Even if you choose just one person that you know will be a source of comfort and strength when you need it most — whether it’s taking you to your appointments, sitting with you in chemo, or to handle communicating with the rest of your network — two heads are always better than one.
What are the top tips for sharing your cancer diagnosis with friends and family?
- Make a list of who you want to tell — you can set phases based on who’s closest to you, who you think can be the most helpful, and who deserves to know.
- Designate one person who can disseminate the news to your network for you, so you don’t have to repeat yourself and relive any trauma too often.
- Decide how you want to tell people: It can be in person, over the phone, in email, or even a private, invite-only blog where you keep details of your treatment.
- Create a private and relaxing space free from distractions, time limits, or prying eyes and ears.
- Have some key facts handy, like the basics of your treatment plan and what to expect, since that will be most people’s first question.
- Set boundaries by being upfront about what you’ll choose not to discuss.
- Be authentic. You don’t need to hide how you’re feeling, and you can ask them to share what they’re feeling. You can feel them together and support each other.
- Think ahead about small, actionable services, errands, or chores that people can help you with. This way, they don’t have to badger you with questions or guilt about wanting to help.
- Expect that some reactions will still be unhelpful, because humans are imperfect.

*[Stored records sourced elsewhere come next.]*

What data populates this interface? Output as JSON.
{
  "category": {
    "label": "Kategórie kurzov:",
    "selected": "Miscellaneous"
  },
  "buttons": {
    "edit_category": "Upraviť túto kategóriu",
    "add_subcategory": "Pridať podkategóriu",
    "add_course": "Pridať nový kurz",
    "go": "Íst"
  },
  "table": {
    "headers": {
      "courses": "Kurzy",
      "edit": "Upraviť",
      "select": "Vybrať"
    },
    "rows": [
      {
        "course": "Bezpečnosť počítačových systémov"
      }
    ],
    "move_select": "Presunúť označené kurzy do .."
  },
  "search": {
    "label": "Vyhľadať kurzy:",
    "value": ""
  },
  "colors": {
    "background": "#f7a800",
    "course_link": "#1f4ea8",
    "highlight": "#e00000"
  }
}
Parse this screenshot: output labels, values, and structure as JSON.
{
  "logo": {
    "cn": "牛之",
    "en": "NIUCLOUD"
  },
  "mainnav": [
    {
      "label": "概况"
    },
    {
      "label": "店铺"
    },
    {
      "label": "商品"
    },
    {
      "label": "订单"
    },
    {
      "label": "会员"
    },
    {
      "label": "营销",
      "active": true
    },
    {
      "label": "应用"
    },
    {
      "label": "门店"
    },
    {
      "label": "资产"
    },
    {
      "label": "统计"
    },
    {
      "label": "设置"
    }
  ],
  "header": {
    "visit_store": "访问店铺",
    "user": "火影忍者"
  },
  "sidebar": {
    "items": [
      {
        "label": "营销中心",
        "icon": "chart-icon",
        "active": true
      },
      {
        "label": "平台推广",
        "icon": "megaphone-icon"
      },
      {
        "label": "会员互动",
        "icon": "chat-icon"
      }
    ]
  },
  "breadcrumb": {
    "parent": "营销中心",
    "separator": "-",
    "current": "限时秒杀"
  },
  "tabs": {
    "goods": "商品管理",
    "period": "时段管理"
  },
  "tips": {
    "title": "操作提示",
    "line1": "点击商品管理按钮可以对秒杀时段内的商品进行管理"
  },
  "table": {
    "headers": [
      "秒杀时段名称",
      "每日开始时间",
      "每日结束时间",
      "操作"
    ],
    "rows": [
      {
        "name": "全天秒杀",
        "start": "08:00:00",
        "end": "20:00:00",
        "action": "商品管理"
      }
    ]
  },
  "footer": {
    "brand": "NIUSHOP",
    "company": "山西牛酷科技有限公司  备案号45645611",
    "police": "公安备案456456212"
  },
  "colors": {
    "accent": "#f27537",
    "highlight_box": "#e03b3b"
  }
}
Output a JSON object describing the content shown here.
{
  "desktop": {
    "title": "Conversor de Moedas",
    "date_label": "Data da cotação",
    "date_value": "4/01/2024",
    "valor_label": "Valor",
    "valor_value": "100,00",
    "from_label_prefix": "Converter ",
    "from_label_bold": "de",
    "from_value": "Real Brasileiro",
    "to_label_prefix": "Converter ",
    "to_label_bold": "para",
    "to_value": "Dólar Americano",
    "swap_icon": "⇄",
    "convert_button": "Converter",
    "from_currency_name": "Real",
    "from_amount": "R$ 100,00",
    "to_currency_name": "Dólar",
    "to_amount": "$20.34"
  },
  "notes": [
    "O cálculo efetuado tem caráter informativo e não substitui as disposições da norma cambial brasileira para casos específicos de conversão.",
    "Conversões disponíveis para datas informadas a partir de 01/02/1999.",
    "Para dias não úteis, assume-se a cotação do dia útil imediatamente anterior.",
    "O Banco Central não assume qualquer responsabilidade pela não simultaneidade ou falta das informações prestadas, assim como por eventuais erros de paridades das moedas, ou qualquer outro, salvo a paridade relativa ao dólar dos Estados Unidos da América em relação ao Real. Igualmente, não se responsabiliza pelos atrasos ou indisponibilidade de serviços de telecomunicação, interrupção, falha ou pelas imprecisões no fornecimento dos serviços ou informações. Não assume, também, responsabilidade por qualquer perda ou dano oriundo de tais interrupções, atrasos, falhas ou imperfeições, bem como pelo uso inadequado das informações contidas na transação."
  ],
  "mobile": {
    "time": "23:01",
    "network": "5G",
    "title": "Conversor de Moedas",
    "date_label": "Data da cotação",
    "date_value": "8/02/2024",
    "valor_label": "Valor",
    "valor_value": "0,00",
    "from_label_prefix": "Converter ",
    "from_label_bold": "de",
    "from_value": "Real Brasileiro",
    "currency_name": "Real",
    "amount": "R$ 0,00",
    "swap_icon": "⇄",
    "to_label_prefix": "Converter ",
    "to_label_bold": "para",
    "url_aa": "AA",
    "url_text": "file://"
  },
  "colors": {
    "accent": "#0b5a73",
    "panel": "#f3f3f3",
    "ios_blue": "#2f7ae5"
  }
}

- Remind them you don’t expect them to fix it, you just want to be together and be there for each other.
What are tips from others who've been through it?
Remind them that they don’t need to fix anything
"When you’re telling [your loved ones], it’s okay to communicate to them that they don’t have to fix it for you. They don’t have to solve all the problems and give you advice, but just to let you soak it all in, give you some time and space. Then, when you’re ready, go ahead and welcome those suggestions, advice, and opinions, when the time feels right for you."
— Aisha Patterson, diagnosed with stage II breast cancer
Be prepared for mixed reactions
"It started with just a lot of confusion. I don’t think I immediately thought to tell anybody, because I was just trying to make sense of it myself. I slowly started to tell family and friends about my diagnosis after that, through the following days and weeks, and the reaction was pretty varied."
— Erik Hale, diagnosed with stage IIIA, then IIIB lung cancer
Prioritize your peace and comfort for where, when, and how you tell them
"If there were people [who I wanted] to hear those words from me, rather than someone else, I could choose to see them in person. I could choose to do a video chat, or just a phone call or an email. If you’re worried about their reaction, it can give them time and space to process the way they need to. So there are a lot of different options to share, and it’s all about what makes you feel more at peace and comfortable."
"When I made that public announcement about my diagnosis, what I found to be the most helpful was to wait until there was somewhat of a clear treatment plan in place, because people are going to ask a thousand questions about what you’re going to do."
— Bethany Webb, diagnosed with stage II, then stage IV breast cancer
Let them grieve the life you both knew, together
"One of the hardest things about being diagnosed with cancer is hurting the people who you love the most. But don’t be afraid to hurt them. Don’t feel that you need to keep it from them. Don’t feel that they won’t understand.
"It’s okay for you to grieve this moment, [and] it’s okay for you to grieve this diagnosis. It’s okay for you to grieve the losses in your life that you may have from this diagnosis, but it’s going to make all of the difference if you can grieve together. It makes a huge difference to be able to share in that grief, and understand each other’s grief, and be able to move forward."
— Lexi Mestas, diagnosed with ovarian cancer